For example, there are people who build super-detailed model railroads where every square inch is filled with some kind of "thing". Clutter, figures, mini-scenes. These layouts are like Where's Waldo pages. You can never stop looking at them, there is always more to see. Here is an example:
There are other people who build layouts which are realistic but sparing with detail. They use empty space and careful focus to draw the eye to specific things while allowing the brain to fill in the rest. Like this:
I am of the opinion that too much detail can be counterproductive. I feel that the eye has a natural tendency to fill in missing information, and that part of the art of modelling is to fool the eye into seeing what it wants to see. I much prefer the latter form of model railroad, because it tends to look more realistic to me.

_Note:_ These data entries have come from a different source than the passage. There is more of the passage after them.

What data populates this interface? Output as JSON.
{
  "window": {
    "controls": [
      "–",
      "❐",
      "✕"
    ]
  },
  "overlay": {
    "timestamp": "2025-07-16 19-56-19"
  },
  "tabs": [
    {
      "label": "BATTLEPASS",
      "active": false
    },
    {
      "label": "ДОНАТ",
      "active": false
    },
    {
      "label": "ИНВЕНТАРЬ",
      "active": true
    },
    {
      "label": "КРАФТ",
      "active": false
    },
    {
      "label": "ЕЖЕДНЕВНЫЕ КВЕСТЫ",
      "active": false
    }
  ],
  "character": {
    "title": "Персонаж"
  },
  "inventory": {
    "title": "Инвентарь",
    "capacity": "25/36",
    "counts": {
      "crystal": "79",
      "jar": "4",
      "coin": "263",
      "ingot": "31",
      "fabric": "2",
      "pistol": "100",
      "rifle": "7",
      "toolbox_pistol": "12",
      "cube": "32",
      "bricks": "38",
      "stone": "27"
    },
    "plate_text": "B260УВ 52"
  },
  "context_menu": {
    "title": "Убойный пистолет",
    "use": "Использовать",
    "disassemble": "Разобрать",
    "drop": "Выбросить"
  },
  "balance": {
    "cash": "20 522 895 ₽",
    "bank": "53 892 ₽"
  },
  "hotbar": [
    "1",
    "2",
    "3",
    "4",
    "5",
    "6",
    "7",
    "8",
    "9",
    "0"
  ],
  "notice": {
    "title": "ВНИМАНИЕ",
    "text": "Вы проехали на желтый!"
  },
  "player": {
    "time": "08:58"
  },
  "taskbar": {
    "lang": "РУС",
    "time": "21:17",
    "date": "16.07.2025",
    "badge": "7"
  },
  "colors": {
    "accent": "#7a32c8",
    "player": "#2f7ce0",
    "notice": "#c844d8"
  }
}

The former may actually be more realistic in terms of the amount of visual clutter in the real world, but my eye at least sees the modeled version as "too much", whereas a spare but careful use of accurate, quality detail looks much more realistic to me overall. The eye is very, very good at picking out things that don't belong, whether it's details out of scale, plasticky-looking figures, etc., but also very good at filling in empty space.
I agree with those who list priorities, and skill, as important factors. If you like making super details, and can use them in a consistent way, go for it. A good example of excellent super-detailing is the Bounty Launch by matt.s.s. which I recently followed to completion. It has superb detail without overwhelming the visual impression. But you can also eliminate many details and allow the viewer to fill them in naturally (or not notice their absence), through the judicious use of proper detail.
In literature, one might call this the difference between Dumas, Dickens, or Hugo (extremely detailed but sometimes ponderous) and Hemingway (precise but spare). I actually enjoy all those authors, but tend to be a Hemingway when modelling. Yet to each their own, as long as you and your intended audience are pleased with the process and results.
Edited by Cathead, 01 July 2015 - 06:50 PM.